Making a TPD claim – a Comprehensive Guide
What is TPD?
In the case you have suffered a permanent and severe disability there can be a profound effect on you physically, emotionally and financially. The majority of superannuation funds provide Total and Permanent Disability (“TPD”) cover and subject to criteria being met, you may be entitled to receive a lump sum.
TPD definitions vary from policy to policy. However, if you have suffered an injury or condition which prevents you from working in any capacity for which you are suited then you may be entitled to a TPD benefit under your superannuation policy.
Importantly, it doesn’t matter whether your disability has been caused by a work injury, accident, hereditary disease or condition. Even if your injury / condition arose in the past, you can still qualify for a TPD payment.
Do I have TPD cover?
If you’ve recently been employed then it is a legal requirement for your employer to have paid superannuation contributions on your behalf. You simply need to contact your superannuation fund to find out if you have cover for TPD. You can also refer to your fund’s product disclosure statement (PDS) which may be available on their website or your annual member’s statement.
If you haven’t worked for some time and cannot recall the applicable superannuation fund you can contact the Australian Taxation Office (ATO) to request details of what superannuation has been paid in the past.
It also pays to check with the applicable superannuation fund if you have cover for income protection, salary continuance or temporary disability benefits. These types of payments are often paid for up to two years.
In the case that you don’t have TPD cover, you may be eligible to request an early release of your superannuation on medical or compassionate grounds.
Previous work injury or compensation claim?
Even if you have received workers compensation through the Return to Work (SA) scheme or damages from a motor vehicle accident or public liability claim you may still be eligible to pursue a TPD claim.
Under most superannuation policies there is a waiting period before the insurer of the superannuation fund considers your claim and makes a decision. This is often for between three and six months.
What is the TPD claim process?
Following the waiting period, the superannuation fund will seek information from you about your injury / condition, employment, general circumstances and medical evidence from your treating doctor(s). There will be claim forms to complete as well as medical attendant statement(s) which need to be completed by your treating doctor(s).
The superannuation fund will essentially be looking for evidence to support that your injury / condition prevents you from ever working again in employment for which you are suited. They will need to give due regard to your previous work experience and qualifications.

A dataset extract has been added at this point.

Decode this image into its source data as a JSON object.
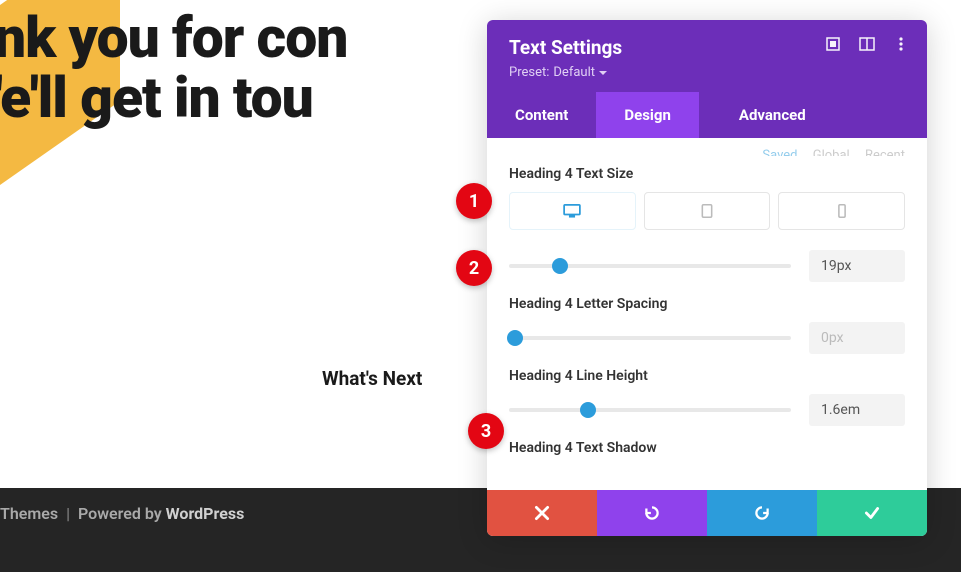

Whilst you can complete the relevant paperwork yourself and make a claim for a TPD benefit, the evidence you provide to the fund is critical in deciding whether or not your claim is accepted. It is not uncommon for funds to reject claims based on one piece of information or evidence provided by the claimant.
Therefore, it pays to have the assistance of an experienced lawyer to look over all of the evidence before submitting the claim to the fund.
It is also important to note that treating doctors who are asked to complete medical attendant statements often have little understanding of the criteria that you must meet in order for your claim to be successful. If there is an error in the statement or if the information provided by the doctor fails to satisfy the TPD definition this can lead to your claim being denied.
Can I make claims under multiple policies?
You can potentially make claims under multiple superannuation policies. However, it is important to seek legal advice before deciding how to go about making claims through the applicable superannuation funds. It also pays to seek financial advice about rolling over your superannuation into one policy.
There are no legislated time limits on making TPD claims. However, in the event your claim is rejected, there are time limits on making a complaint – see below.
What happens if my claim is denied?
It is possible to dispute the denial of a TPD benefit claim. The usual first step is to request an internal review with the applicable fund / insurer.
If an internal review fails then it may be possible to lodge a complaint with Australian Financial Complaints Authority (ACFA). There are time limits involved in making a complaint with ACFA. For example, if you permanently ceased employment because of a physical or mental condition which gave rise to the TPD claim then you must have submitted a TPD claim to the relevant fund within two years of permanently creasing employment and you must make a complaint to AFCA within four years of the decision being made.
It is also possible to take your matter Court but it highly recommend to seek legal advice about your potential options.
Crescent Lawyers offer a Free Initial Appointment to provide an honest assessment of your TPD claim. Further, there are no legal cost payable unless your claim is successful and you receive a TPD benefit. Phone 8312 7055 or email@example.com.